**Assignment:** Every line from the one with "Output a JSON" through the end of the entries below should be written out exactly; the pictures should not.
===== Records to process =====
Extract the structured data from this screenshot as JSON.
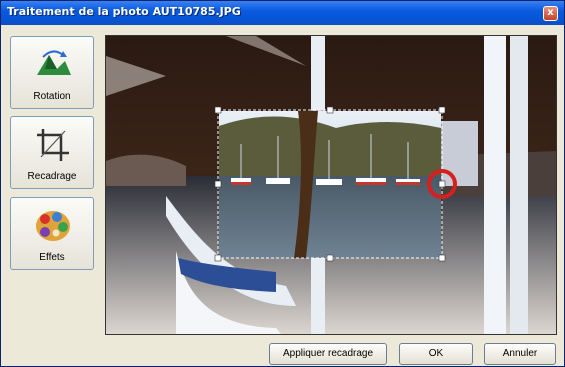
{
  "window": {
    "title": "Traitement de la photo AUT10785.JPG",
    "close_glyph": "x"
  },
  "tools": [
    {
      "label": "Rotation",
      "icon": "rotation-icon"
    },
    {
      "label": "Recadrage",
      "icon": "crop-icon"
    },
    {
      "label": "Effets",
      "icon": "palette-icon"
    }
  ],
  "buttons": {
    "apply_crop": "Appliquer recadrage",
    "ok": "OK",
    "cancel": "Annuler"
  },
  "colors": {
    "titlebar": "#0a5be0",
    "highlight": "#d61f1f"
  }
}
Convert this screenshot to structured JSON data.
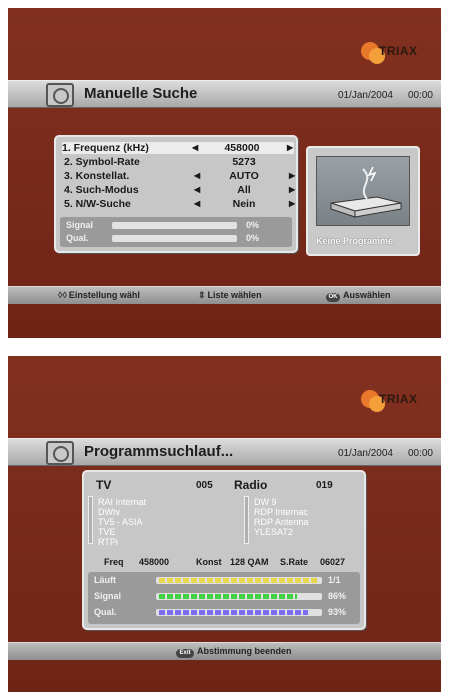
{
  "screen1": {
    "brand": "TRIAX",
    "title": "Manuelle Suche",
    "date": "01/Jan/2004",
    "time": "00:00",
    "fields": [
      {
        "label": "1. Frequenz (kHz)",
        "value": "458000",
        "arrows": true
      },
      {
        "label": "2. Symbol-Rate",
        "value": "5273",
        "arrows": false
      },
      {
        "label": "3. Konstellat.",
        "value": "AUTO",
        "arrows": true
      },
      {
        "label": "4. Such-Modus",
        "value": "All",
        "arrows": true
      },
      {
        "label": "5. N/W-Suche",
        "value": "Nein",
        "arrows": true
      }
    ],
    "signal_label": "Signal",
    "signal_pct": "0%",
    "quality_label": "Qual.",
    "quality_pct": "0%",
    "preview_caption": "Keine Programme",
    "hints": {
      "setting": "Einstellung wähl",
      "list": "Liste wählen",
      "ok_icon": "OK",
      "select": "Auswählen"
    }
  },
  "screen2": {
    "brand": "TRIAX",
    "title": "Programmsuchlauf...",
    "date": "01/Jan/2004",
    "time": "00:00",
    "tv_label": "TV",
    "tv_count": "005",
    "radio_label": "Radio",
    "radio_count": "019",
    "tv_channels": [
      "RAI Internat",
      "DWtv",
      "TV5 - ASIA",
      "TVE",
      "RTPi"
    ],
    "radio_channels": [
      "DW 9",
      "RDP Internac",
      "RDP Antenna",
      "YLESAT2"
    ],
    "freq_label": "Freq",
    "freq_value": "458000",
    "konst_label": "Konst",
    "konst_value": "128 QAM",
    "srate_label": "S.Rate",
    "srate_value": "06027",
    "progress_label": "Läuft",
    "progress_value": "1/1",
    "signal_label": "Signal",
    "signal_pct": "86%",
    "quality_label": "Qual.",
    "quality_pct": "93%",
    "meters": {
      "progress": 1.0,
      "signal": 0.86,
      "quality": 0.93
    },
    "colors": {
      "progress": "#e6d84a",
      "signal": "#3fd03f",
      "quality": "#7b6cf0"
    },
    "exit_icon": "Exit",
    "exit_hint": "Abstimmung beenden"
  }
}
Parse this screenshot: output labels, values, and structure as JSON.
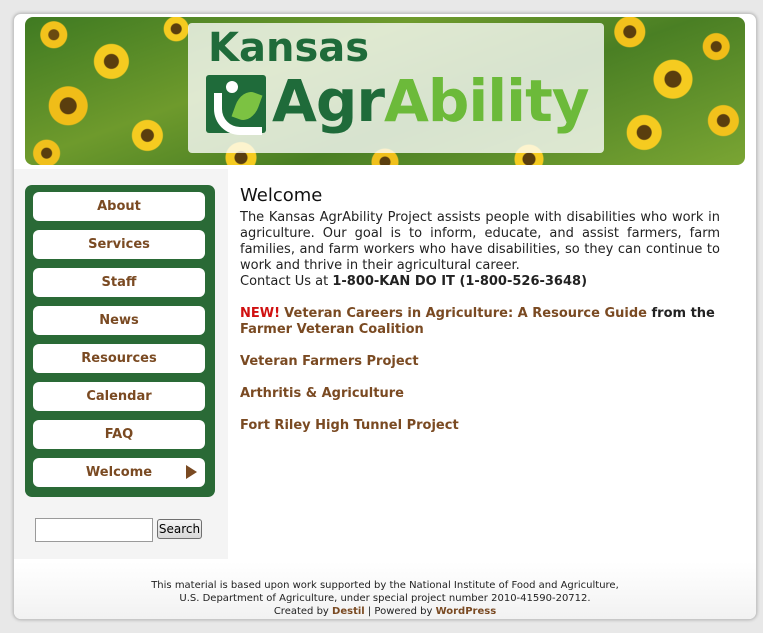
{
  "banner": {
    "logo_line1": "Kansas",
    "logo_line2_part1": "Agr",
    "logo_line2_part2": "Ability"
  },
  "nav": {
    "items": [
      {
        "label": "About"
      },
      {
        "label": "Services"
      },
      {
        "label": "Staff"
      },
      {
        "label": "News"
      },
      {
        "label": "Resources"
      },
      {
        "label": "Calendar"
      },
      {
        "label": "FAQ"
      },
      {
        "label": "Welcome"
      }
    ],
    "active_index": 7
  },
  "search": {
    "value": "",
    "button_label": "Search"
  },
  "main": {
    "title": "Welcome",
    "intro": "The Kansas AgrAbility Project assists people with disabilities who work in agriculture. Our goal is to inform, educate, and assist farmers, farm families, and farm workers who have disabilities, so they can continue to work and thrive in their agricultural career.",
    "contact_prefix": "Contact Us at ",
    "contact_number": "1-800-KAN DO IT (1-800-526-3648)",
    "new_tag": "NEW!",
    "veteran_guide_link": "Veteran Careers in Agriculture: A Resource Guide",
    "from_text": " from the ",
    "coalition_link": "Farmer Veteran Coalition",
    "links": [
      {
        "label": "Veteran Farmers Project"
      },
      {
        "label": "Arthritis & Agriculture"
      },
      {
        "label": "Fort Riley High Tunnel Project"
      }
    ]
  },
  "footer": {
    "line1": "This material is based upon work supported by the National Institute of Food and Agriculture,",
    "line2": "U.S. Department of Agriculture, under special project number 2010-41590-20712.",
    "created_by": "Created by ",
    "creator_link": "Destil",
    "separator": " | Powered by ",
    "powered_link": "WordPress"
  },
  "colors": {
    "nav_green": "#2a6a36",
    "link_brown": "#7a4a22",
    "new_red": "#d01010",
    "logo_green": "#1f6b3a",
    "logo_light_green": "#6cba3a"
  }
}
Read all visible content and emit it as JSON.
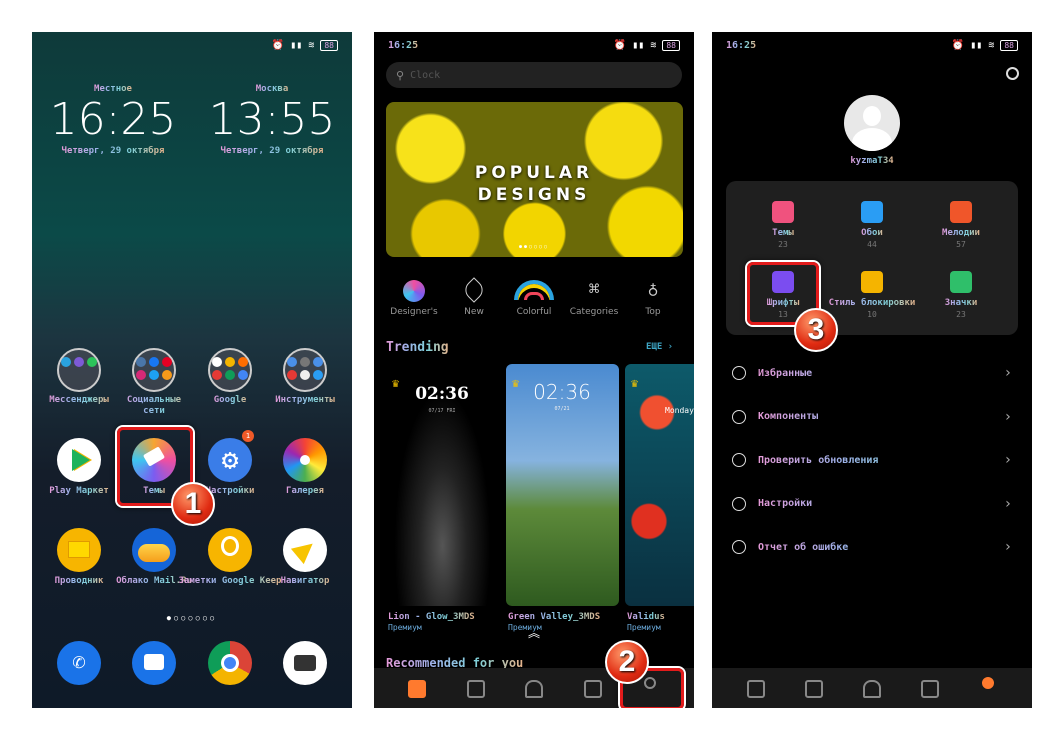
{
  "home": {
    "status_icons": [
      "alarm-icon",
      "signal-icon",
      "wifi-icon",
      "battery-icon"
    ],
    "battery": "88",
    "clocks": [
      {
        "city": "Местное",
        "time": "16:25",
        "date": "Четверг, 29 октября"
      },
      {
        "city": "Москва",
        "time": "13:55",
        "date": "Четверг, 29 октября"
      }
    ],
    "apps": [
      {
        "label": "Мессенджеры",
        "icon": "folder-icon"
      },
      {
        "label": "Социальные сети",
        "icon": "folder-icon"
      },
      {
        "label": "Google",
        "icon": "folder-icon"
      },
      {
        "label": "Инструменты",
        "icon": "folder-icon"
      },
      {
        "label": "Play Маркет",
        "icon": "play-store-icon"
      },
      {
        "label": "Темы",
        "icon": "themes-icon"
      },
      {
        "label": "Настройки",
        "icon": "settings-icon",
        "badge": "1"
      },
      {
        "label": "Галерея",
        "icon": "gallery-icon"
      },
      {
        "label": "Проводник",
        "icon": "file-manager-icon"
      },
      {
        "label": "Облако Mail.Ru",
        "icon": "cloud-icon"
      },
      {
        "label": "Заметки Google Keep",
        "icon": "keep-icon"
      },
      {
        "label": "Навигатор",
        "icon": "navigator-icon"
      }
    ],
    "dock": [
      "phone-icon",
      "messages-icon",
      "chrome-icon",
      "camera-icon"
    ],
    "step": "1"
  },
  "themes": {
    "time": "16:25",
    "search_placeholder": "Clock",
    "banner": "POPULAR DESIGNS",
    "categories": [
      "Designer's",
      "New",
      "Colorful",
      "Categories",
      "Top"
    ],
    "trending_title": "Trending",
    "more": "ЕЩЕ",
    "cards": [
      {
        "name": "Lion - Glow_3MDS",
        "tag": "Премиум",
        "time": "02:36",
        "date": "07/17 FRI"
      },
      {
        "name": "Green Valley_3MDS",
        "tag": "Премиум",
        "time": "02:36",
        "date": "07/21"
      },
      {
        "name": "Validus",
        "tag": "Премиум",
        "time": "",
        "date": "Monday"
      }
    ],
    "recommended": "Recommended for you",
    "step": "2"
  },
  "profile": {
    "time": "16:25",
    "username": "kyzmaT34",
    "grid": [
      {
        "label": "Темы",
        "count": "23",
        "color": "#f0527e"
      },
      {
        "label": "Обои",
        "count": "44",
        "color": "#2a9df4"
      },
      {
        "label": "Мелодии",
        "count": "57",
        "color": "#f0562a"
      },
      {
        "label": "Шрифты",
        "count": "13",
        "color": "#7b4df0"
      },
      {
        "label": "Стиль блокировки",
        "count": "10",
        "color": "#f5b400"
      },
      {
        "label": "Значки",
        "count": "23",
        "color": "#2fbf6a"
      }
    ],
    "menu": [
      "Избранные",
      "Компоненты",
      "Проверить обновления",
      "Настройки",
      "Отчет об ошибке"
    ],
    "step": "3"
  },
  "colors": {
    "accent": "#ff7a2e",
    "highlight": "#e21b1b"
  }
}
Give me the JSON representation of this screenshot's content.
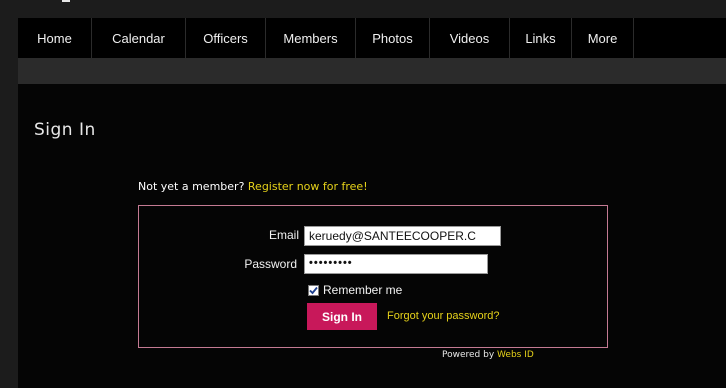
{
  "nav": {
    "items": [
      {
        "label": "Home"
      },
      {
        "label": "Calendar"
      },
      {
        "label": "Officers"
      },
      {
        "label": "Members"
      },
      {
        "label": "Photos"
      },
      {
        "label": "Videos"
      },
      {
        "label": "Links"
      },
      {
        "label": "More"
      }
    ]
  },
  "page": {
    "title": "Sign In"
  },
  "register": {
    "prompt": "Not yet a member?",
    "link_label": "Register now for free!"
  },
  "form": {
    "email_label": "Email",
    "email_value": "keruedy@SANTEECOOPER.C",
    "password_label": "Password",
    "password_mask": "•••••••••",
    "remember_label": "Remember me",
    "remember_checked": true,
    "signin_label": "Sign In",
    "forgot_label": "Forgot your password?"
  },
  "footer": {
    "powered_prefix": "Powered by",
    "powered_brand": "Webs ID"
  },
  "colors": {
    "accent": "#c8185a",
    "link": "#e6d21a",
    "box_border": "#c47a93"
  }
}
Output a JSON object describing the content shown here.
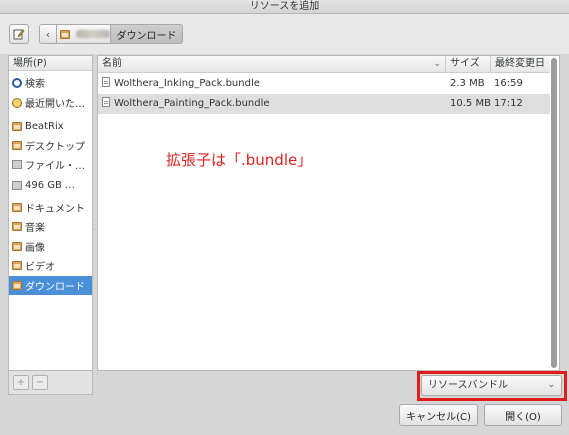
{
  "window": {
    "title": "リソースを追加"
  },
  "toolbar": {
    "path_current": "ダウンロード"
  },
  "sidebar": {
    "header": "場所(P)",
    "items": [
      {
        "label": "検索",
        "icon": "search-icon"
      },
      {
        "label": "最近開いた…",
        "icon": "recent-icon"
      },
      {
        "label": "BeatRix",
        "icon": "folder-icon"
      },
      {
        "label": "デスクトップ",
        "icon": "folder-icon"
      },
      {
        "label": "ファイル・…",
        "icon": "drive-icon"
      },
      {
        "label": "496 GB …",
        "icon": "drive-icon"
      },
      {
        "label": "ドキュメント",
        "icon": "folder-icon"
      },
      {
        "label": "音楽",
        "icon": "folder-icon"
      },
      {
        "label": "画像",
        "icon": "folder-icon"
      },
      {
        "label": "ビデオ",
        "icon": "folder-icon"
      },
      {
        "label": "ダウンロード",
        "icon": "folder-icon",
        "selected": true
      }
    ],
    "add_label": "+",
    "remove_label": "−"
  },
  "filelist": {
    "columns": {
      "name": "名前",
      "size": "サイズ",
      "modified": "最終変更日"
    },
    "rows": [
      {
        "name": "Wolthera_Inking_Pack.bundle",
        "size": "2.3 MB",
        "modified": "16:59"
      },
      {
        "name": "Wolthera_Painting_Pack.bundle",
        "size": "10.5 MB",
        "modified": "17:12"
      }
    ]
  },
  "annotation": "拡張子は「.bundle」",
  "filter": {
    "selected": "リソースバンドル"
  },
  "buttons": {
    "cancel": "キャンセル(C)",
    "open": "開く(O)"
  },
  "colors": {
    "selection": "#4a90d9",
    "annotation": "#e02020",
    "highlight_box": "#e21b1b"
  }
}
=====
**Response area:**
Output a JSON object describing the content shown here.
{
  "window": {
    "title": "リソースを追加"
  },
  "toolbar": {
    "path_current": "ダウンロード"
  },
  "sidebar": {
    "header": "場所(P)",
    "items": [
      {
        "label": "検索",
        "icon": "search-icon"
      },
      {
        "label": "最近開いた…",
        "icon": "recent-icon"
      },
      {
        "label": "BeatRix",
        "icon": "folder-icon"
      },
      {
        "label": "デスクトップ",
        "icon": "folder-icon"
      },
      {
        "label": "ファイル・…",
        "icon": "drive-icon"
      },
      {
        "label": "496 GB …",
        "icon": "drive-icon"
      },
      {
        "label": "ドキュメント",
        "icon": "folder-icon"
      },
      {
        "label": "音楽",
        "icon": "folder-icon"
      },
      {
        "label": "画像",
        "icon": "folder-icon"
      },
      {
        "label": "ビデオ",
        "icon": "folder-icon"
      },
      {
        "label": "ダウンロード",
        "icon": "folder-icon",
        "selected": true
      }
    ],
    "add_label": "+",
    "remove_label": "−"
  },
  "filelist": {
    "columns": {
      "name": "名前",
      "size": "サイズ",
      "modified": "最終変更日"
    },
    "rows": [
      {
        "name": "Wolthera_Inking_Pack.bundle",
        "size": "2.3 MB",
        "modified": "16:59"
      },
      {
        "name": "Wolthera_Painting_Pack.bundle",
        "size": "10.5 MB",
        "modified": "17:12"
      }
    ]
  },
  "annotation": "拡張子は「.bundle」",
  "filter": {
    "selected": "リソースバンドル"
  },
  "buttons": {
    "cancel": "キャンセル(C)",
    "open": "開く(O)"
  },
  "colors": {
    "selection": "#4a90d9",
    "annotation": "#e02020",
    "highlight_box": "#e21b1b"
  }
}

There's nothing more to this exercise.